What is needed is an exact copy of the records below, with the pictures left out.

━━ Source records ━━

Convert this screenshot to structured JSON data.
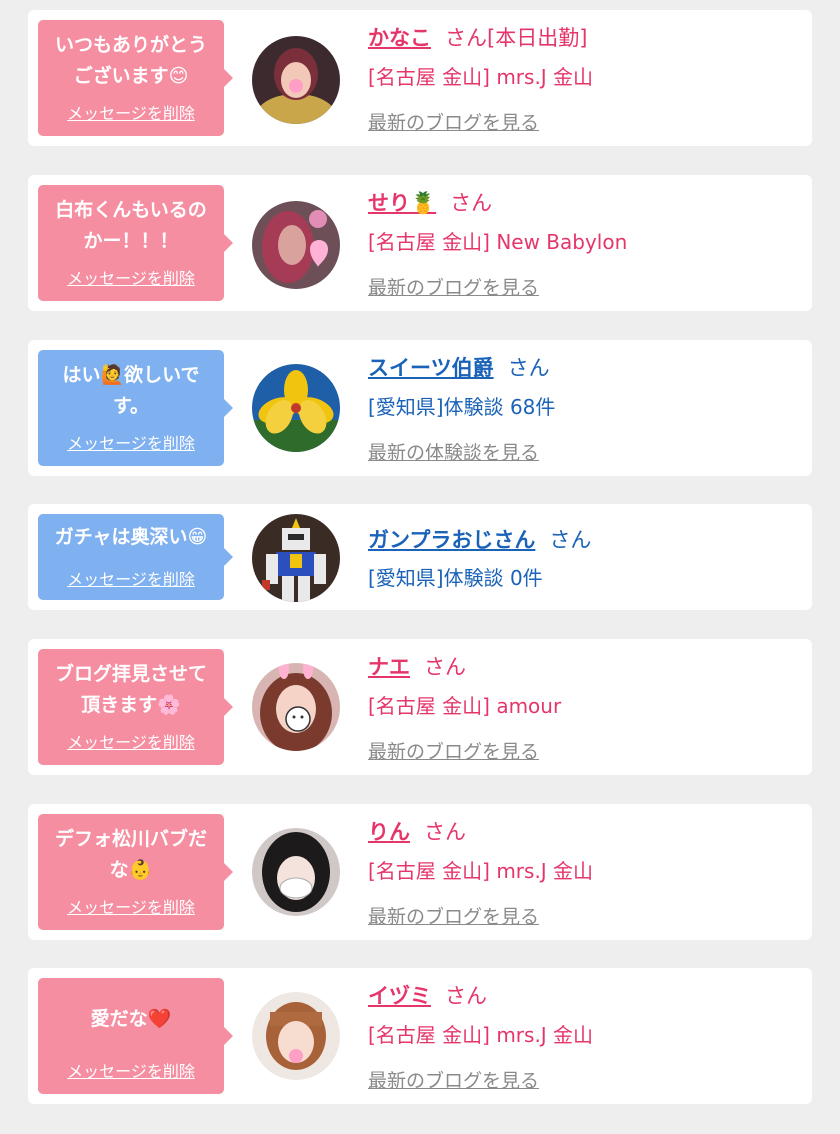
{
  "colors": {
    "pink_accent": "#e5366a",
    "blue_accent": "#1a63b8",
    "pink_bubble": "#f68ea2",
    "blue_bubble": "#7fb0ef",
    "link_gray": "#8a8a8a",
    "page_bg": "#eeeeee"
  },
  "entries": [
    {
      "message": "いつもありがとう\nございます😊",
      "delete_label": "メッセージを削除",
      "name": "かなこ",
      "honorific": "さん[本日出勤]",
      "sub": "[名古屋 金山] mrs.J 金山",
      "link": "最新のブログを見る",
      "theme": "pink"
    },
    {
      "message": "白布くんもいるの\nかー！！！",
      "delete_label": "メッセージを削除",
      "name": "せり🍍",
      "honorific": "さん",
      "sub": "[名古屋 金山] New Babylon",
      "link": "最新のブログを見る",
      "theme": "pink"
    },
    {
      "message": "はい🙋欲しいで\nす。",
      "delete_label": "メッセージを削除",
      "name": "スイーツ伯爵",
      "honorific": "さん",
      "sub": "[愛知県]体験談 68件",
      "link": "最新の体験談を見る",
      "theme": "blue"
    },
    {
      "message": "ガチャは奥深い😁",
      "delete_label": "メッセージを削除",
      "name": "ガンプラおじさん",
      "honorific": "さん",
      "sub": "[愛知県]体験談 0件",
      "link": "",
      "theme": "blue"
    },
    {
      "message": "ブログ拝見させて\n頂きます🌸",
      "delete_label": "メッセージを削除",
      "name": "ナエ",
      "honorific": "さん",
      "sub": "[名古屋 金山] amour",
      "link": "最新のブログを見る",
      "theme": "pink"
    },
    {
      "message": "デフォ松川バブだ\nな👶",
      "delete_label": "メッセージを削除",
      "name": "りん",
      "honorific": "さん",
      "sub": "[名古屋 金山] mrs.J 金山",
      "link": "最新のブログを見る",
      "theme": "pink"
    },
    {
      "message": "愛だな❤️",
      "delete_label": "メッセージを削除",
      "name": "イヅミ",
      "honorific": "さん",
      "sub": "[名古屋 金山] mrs.J 金山",
      "link": "最新のブログを見る",
      "theme": "pink"
    }
  ]
}
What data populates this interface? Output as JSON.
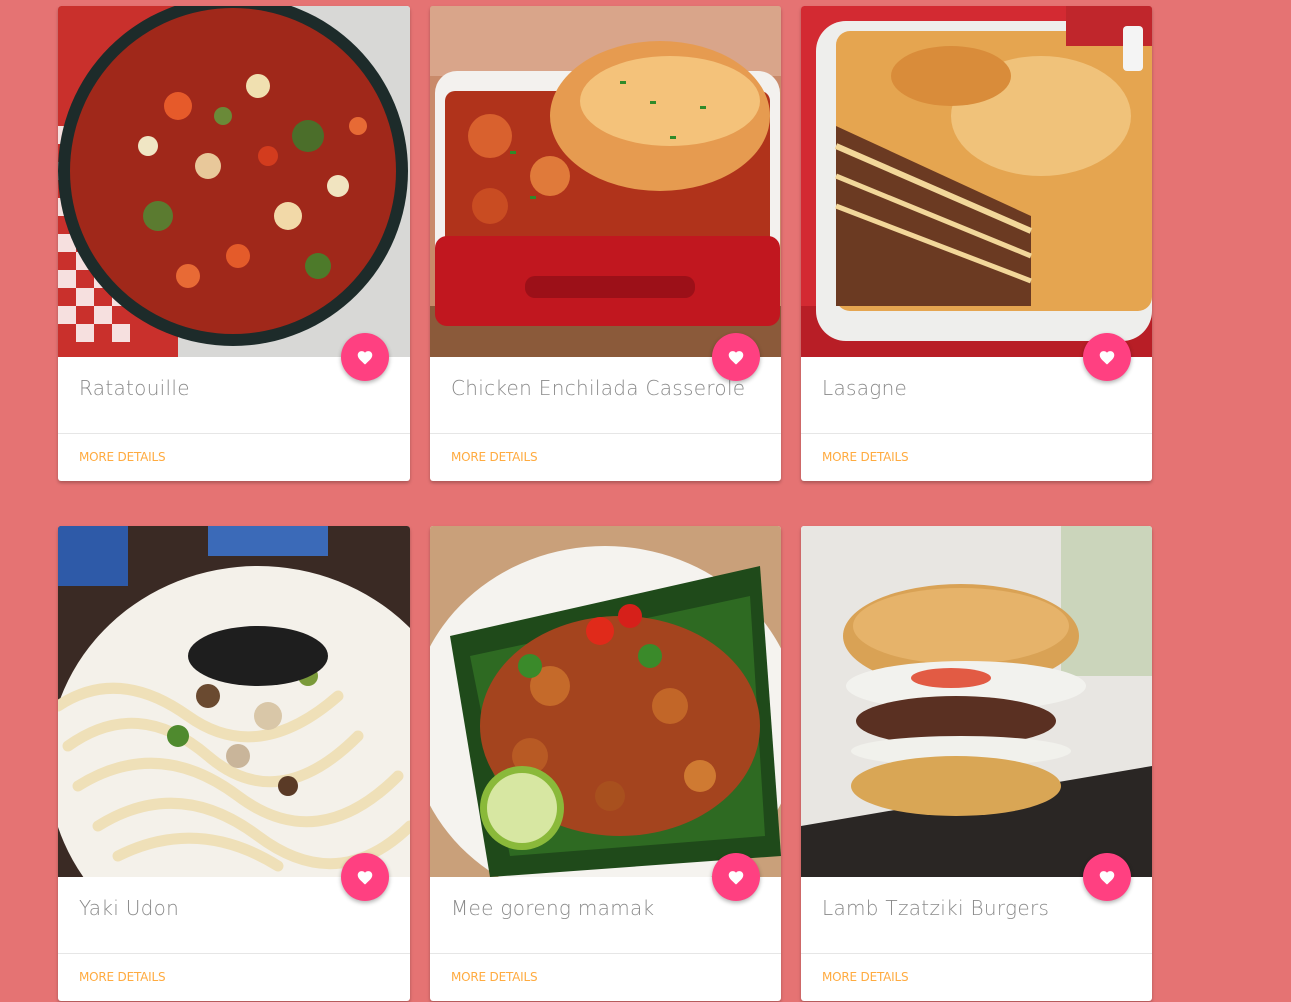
{
  "colors": {
    "page_background": "#e57373",
    "fab_background": "#ff4081",
    "action_link": "#ffab40",
    "title_text": "#8a8a8a"
  },
  "recipes": [
    {
      "title": "Ratatouille",
      "action_label": "MORE DETAILS",
      "image": "ratatouille-photo",
      "fav_icon": "heart-icon"
    },
    {
      "title": "Chicken Enchilada Casserole",
      "action_label": "MORE DETAILS",
      "image": "enchilada-casserole-photo",
      "fav_icon": "heart-icon"
    },
    {
      "title": "Lasagne",
      "action_label": "MORE DETAILS",
      "image": "lasagne-photo",
      "fav_icon": "heart-icon"
    },
    {
      "title": "Yaki Udon",
      "action_label": "MORE DETAILS",
      "image": "yaki-udon-photo",
      "fav_icon": "heart-icon"
    },
    {
      "title": "Mee goreng mamak",
      "action_label": "MORE DETAILS",
      "image": "mee-goreng-photo",
      "fav_icon": "heart-icon"
    },
    {
      "title": "Lamb Tzatziki Burgers",
      "action_label": "MORE DETAILS",
      "image": "lamb-burger-photo",
      "fav_icon": "heart-icon"
    }
  ]
}
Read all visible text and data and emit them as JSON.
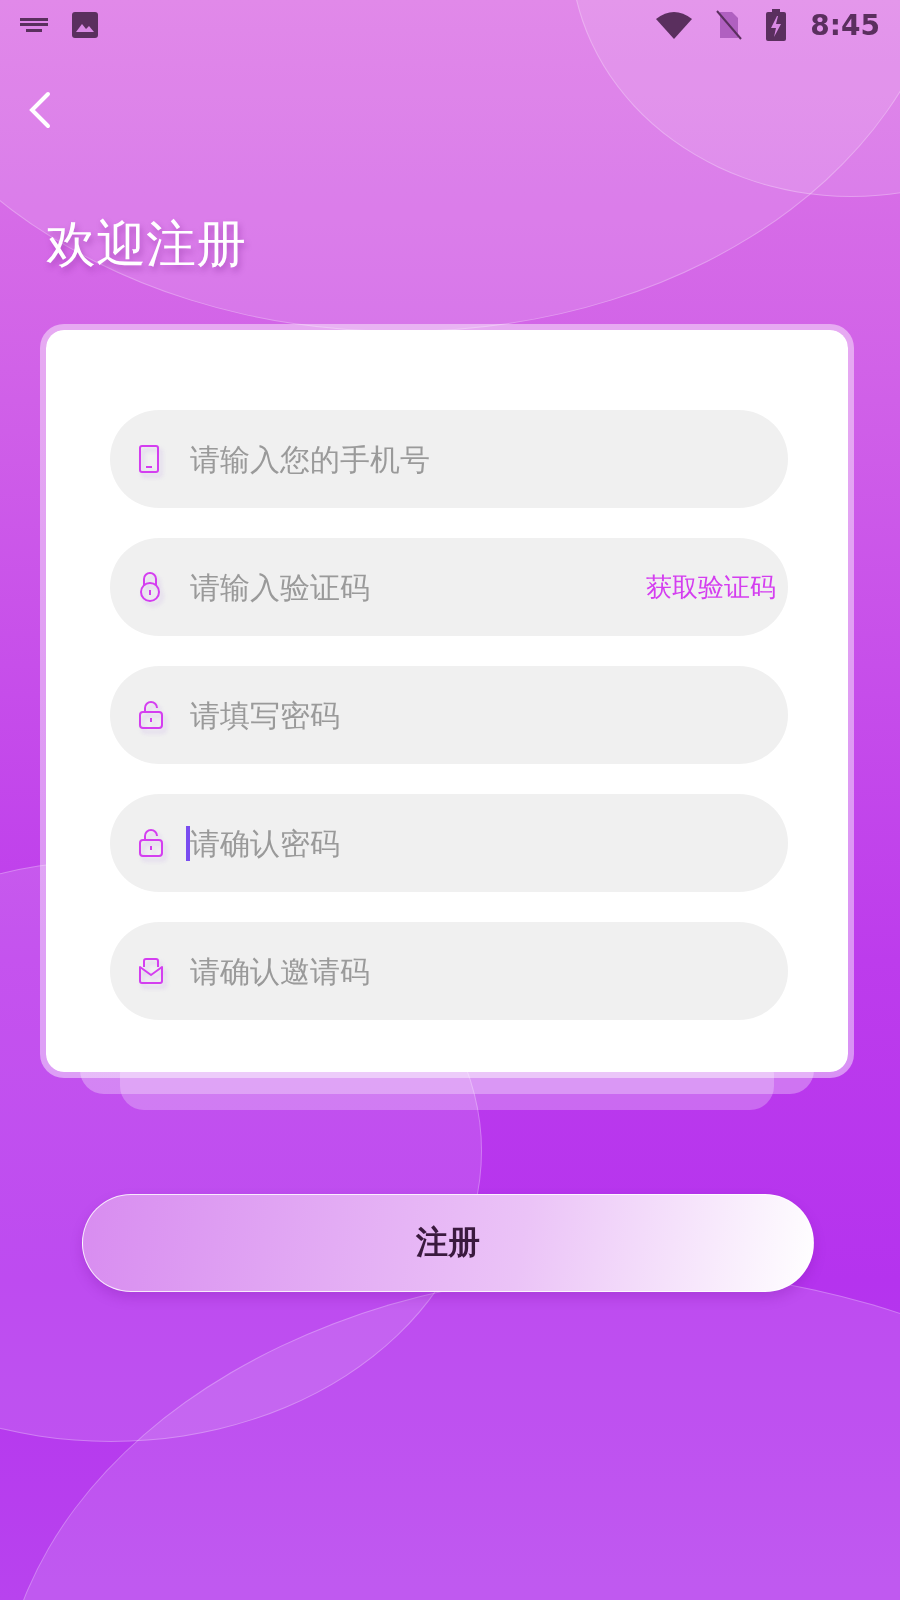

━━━

▶ **Solved exercise**
Convert this screenshot to structured JSON data.
{
  "colors": {
    "pink_accent": "#e5366a",
    "blue_accent": "#1a63b8",
    "pink_bubble": "#f68ea2",
    "blue_bubble": "#7fb0ef",
    "link_gray": "#8a8a8a",
    "page_bg": "#eeeeee"
  },
  "entries": [
    {
      "message": "いつもありがとう\nございます😊",
      "delete_label": "メッセージを削除",
      "name": "かなこ",
      "honorific": "さん[本日出勤]",
      "sub": "[名古屋 金山] mrs.J 金山",
      "link": "最新のブログを見る",
      "theme": "pink"
    },
    {
      "message": "白布くんもいるの\nかー！！！",
      "delete_label": "メッセージを削除",
      "name": "せり🍍",
      "honorific": "さん",
      "sub": "[名古屋 金山] New Babylon",
      "link": "最新のブログを見る",
      "theme": "pink"
    },
    {
      "message": "はい🙋欲しいで\nす。",
      "delete_label": "メッセージを削除",
      "name": "スイーツ伯爵",
      "honorific": "さん",
      "sub": "[愛知県]体験談 68件",
      "link": "最新の体験談を見る",
      "theme": "blue"
    },
    {
      "message": "ガチャは奥深い😁",
      "delete_label": "メッセージを削除",
      "name": "ガンプラおじさん",
      "honorific": "さん",
      "sub": "[愛知県]体験談 0件",
      "link": "",
      "theme": "blue"
    },
    {
      "message": "ブログ拝見させて\n頂きます🌸",
      "delete_label": "メッセージを削除",
      "name": "ナエ",
      "honorific": "さん",
      "sub": "[名古屋 金山] amour",
      "link": "最新のブログを見る",
      "theme": "pink"
    },
    {
      "message": "デフォ松川バブだ\nな👶",
      "delete_label": "メッセージを削除",
      "name": "りん",
      "honorific": "さん",
      "sub": "[名古屋 金山] mrs.J 金山",
      "link": "最新のブログを見る",
      "theme": "pink"
    },
    {
      "message": "愛だな❤️",
      "delete_label": "メッセージを削除",
      "name": "イヅミ",
      "honorific": "さん",
      "sub": "[名古屋 金山] mrs.J 金山",
      "link": "最新のブログを見る",
      "theme": "pink"
    }
  ]
}
What data populates this interface? Output as JSON.
{
  "colors": {
    "page_background": "#e57373",
    "fab_background": "#ff4081",
    "action_link": "#ffab40",
    "title_text": "#8a8a8a"
  },
  "recipes": [
    {
      "title": "Ratatouille",
      "action_label": "MORE DETAILS",
      "image": "ratatouille-photo",
      "fav_icon": "heart-icon"
    },
    {
      "title": "Chicken Enchilada Casserole",
      "action_label": "MORE DETAILS",
      "image": "enchilada-casserole-photo",
      "fav_icon": "heart-icon"
    },
    {
      "title": "Lasagne",
      "action_label": "MORE DETAILS",
      "image": "lasagne-photo",
      "fav_icon": "heart-icon"
    },
    {
      "title": "Yaki Udon",
      "action_label": "MORE DETAILS",
      "image": "yaki-udon-photo",
      "fav_icon": "heart-icon"
    },
    {
      "title": "Mee goreng mamak",
      "action_label": "MORE DETAILS",
      "image": "mee-goreng-photo",
      "fav_icon": "heart-icon"
    },
    {
      "title": "Lamb Tzatziki Burgers",
      "action_label": "MORE DETAILS",
      "image": "lamb-burger-photo",
      "fav_icon": "heart-icon"
    }
  ]
}
Read all visible text and data and emit them as JSON.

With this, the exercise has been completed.